Excerpts from an interface dataset:
***
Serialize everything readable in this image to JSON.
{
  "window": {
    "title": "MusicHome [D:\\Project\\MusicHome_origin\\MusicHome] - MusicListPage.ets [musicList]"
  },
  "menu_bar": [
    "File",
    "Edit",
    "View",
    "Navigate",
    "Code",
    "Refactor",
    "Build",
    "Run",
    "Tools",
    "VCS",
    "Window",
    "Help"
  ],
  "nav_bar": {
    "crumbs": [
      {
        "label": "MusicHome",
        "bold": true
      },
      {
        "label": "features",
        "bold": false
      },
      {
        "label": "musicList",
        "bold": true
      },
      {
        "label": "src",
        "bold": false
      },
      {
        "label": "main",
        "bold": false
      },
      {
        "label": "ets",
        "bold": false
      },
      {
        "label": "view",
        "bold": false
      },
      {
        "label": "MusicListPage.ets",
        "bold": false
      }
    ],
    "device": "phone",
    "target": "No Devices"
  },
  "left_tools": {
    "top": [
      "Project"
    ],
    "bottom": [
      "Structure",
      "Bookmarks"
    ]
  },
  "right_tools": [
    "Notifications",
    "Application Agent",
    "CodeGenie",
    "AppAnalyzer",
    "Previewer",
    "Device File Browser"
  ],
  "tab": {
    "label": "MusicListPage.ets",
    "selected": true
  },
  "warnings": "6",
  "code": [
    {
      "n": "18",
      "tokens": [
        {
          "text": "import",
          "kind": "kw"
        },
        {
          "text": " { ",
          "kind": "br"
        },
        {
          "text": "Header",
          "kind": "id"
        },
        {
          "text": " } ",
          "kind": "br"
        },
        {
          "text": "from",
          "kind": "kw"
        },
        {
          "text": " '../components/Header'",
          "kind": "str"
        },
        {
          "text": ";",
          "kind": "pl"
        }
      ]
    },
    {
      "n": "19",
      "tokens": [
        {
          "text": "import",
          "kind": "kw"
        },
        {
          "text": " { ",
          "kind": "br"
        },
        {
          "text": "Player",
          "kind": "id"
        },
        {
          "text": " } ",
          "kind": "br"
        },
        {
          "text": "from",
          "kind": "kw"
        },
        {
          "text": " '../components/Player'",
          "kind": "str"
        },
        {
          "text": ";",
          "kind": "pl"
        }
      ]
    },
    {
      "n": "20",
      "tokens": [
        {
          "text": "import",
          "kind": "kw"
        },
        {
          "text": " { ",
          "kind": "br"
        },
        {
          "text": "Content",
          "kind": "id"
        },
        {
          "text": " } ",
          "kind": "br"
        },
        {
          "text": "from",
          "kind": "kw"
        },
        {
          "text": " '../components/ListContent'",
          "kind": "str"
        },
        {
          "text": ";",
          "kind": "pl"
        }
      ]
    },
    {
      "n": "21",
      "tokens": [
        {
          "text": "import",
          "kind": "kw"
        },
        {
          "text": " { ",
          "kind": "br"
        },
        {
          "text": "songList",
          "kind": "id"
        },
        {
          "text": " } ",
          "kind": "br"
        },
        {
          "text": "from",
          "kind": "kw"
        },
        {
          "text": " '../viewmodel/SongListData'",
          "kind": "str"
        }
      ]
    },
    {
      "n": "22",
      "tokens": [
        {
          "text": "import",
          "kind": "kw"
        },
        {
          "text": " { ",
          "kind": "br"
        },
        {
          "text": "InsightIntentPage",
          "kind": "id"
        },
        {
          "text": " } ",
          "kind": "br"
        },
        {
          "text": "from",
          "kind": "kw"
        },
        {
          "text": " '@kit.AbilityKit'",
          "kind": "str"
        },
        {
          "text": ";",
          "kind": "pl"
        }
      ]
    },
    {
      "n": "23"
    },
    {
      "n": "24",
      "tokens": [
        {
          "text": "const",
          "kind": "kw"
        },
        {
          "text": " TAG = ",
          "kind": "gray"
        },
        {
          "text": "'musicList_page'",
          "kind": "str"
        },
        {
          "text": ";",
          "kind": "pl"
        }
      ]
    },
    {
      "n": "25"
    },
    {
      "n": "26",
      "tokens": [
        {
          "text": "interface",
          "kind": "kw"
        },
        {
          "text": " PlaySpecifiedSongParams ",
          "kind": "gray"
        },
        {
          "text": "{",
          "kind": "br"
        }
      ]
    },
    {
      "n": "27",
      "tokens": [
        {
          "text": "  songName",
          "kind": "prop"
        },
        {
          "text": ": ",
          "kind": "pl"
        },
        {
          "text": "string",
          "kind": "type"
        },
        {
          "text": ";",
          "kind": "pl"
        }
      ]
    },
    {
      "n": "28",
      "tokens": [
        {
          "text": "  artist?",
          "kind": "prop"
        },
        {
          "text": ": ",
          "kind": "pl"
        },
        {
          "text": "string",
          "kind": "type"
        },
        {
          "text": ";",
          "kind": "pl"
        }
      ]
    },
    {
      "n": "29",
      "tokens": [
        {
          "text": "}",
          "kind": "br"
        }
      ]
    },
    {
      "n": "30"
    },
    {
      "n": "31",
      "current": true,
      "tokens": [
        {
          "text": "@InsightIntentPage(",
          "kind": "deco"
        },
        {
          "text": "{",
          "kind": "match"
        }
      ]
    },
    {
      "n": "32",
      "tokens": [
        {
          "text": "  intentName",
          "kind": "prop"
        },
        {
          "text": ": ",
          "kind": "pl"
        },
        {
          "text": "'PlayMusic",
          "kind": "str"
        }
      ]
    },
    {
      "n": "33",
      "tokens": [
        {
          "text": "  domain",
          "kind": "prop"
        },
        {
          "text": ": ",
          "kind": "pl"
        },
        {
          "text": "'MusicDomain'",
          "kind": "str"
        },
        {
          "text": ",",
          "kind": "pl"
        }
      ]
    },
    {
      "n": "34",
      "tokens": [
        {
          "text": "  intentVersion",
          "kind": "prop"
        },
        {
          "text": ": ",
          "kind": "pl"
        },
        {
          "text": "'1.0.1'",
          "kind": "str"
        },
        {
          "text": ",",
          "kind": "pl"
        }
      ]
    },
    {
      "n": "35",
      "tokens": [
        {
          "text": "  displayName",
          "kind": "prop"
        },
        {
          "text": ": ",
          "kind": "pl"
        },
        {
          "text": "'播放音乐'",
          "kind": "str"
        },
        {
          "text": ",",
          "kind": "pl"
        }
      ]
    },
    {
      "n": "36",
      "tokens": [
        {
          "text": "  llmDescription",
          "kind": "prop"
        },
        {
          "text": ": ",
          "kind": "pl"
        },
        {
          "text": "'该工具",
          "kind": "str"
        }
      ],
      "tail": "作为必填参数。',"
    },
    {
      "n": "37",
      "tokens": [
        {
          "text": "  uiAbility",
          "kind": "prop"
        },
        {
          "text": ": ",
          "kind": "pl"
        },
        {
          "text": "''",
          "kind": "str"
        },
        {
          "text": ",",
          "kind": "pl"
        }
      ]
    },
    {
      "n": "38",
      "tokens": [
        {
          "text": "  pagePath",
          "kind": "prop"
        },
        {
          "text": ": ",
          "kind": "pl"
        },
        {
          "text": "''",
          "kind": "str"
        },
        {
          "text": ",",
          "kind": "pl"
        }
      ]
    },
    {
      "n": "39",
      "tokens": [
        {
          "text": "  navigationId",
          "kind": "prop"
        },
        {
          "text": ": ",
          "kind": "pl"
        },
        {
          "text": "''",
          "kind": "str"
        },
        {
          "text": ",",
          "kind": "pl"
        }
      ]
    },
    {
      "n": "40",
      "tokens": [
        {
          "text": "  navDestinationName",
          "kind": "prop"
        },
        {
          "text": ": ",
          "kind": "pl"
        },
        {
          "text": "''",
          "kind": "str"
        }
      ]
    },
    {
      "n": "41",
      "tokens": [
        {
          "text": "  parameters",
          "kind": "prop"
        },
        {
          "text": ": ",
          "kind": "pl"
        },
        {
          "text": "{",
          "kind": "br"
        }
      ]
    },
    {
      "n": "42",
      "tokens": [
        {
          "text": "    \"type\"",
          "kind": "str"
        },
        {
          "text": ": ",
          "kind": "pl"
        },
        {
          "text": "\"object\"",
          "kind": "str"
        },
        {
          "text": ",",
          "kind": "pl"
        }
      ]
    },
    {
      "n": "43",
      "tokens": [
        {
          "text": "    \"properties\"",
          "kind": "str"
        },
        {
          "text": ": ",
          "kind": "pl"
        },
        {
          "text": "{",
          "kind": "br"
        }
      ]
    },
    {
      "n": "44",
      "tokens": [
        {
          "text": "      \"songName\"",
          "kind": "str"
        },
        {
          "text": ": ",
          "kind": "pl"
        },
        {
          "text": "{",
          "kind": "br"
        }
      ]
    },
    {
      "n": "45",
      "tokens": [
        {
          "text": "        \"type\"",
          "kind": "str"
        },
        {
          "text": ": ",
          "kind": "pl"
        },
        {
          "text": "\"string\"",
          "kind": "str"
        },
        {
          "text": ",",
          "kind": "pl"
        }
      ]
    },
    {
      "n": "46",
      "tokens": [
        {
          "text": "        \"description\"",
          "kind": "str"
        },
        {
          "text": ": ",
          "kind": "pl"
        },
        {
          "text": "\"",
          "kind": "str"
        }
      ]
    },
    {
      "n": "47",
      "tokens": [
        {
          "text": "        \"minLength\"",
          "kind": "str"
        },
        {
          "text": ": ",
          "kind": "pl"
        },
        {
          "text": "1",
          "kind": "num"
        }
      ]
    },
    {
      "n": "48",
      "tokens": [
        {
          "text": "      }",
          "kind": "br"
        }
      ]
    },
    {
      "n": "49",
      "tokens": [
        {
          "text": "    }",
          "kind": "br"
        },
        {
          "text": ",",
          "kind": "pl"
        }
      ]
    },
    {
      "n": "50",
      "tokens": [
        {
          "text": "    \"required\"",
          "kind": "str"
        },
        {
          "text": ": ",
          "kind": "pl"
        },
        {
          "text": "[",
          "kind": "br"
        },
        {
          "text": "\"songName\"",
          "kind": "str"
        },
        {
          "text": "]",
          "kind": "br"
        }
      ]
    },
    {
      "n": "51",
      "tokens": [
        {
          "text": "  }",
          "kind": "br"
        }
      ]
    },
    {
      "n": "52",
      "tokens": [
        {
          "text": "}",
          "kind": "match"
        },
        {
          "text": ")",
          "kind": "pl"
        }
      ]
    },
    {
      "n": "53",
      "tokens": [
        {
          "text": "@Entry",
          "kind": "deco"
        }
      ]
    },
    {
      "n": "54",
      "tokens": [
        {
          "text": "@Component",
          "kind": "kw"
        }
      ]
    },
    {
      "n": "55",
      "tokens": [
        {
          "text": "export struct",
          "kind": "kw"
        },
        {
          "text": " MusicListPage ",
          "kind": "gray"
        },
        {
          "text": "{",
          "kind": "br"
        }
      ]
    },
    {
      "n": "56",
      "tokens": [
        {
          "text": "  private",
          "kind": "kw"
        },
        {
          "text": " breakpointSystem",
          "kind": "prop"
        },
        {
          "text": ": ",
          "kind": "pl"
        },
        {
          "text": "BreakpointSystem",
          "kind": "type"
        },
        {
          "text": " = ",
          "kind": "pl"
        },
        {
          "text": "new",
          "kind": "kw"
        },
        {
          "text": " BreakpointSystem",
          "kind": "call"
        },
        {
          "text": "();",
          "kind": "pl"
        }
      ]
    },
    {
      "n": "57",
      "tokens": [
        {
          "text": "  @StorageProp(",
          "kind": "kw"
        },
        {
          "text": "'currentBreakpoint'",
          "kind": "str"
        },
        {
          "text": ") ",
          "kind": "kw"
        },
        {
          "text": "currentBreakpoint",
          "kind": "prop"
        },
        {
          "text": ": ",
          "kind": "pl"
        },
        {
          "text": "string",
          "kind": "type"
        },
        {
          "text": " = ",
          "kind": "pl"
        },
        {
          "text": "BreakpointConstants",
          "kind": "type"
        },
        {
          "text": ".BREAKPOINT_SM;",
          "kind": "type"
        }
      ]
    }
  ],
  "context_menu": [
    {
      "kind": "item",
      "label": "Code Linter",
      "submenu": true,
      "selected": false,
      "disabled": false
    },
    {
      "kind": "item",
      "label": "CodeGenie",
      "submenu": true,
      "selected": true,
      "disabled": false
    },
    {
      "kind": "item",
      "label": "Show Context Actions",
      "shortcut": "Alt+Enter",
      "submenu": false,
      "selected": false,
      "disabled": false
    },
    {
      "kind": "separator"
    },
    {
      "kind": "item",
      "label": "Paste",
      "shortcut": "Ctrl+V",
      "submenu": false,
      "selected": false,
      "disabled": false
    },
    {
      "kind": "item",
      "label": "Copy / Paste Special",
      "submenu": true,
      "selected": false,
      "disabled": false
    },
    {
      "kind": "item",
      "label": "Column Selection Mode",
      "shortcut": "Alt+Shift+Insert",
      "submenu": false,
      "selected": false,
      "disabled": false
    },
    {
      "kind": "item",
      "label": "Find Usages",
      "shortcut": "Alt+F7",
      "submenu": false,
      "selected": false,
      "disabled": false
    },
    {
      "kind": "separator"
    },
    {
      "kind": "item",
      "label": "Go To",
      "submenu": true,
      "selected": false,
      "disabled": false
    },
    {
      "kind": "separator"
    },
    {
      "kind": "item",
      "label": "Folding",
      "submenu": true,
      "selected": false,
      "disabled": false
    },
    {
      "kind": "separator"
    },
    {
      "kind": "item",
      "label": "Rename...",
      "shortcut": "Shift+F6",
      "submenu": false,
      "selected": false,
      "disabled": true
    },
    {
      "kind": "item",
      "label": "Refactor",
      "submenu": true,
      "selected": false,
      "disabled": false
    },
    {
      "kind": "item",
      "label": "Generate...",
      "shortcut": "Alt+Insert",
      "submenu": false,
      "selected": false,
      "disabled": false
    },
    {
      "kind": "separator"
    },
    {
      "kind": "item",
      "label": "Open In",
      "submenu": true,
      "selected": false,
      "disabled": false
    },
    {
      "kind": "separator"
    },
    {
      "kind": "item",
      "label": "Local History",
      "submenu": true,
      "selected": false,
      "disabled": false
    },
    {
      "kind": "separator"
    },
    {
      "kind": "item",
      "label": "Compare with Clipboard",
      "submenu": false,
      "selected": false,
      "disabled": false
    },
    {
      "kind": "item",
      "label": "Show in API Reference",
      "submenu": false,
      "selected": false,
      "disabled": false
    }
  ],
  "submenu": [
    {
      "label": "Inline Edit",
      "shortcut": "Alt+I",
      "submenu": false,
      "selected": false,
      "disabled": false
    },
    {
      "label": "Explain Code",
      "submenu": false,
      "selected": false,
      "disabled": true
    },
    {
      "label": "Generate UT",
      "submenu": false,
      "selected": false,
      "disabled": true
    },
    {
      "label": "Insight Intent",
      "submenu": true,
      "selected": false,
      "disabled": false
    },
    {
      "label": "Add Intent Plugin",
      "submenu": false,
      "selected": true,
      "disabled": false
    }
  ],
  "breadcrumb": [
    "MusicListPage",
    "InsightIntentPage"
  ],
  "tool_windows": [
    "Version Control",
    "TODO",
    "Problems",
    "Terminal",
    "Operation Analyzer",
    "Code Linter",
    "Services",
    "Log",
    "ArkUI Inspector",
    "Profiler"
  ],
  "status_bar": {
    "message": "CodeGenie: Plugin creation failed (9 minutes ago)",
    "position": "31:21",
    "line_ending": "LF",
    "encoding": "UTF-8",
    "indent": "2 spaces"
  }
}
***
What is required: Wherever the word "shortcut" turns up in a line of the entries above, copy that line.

Result of the exercise:
      "shortcut": "Alt+Enter",
      "shortcut": "Ctrl+V",
      "shortcut": "Alt+Shift+Insert",
      "shortcut": "Alt+F7",
      "shortcut": "Shift+F6",
      "shortcut": "Alt+Insert",
      "shortcut": "Alt+I",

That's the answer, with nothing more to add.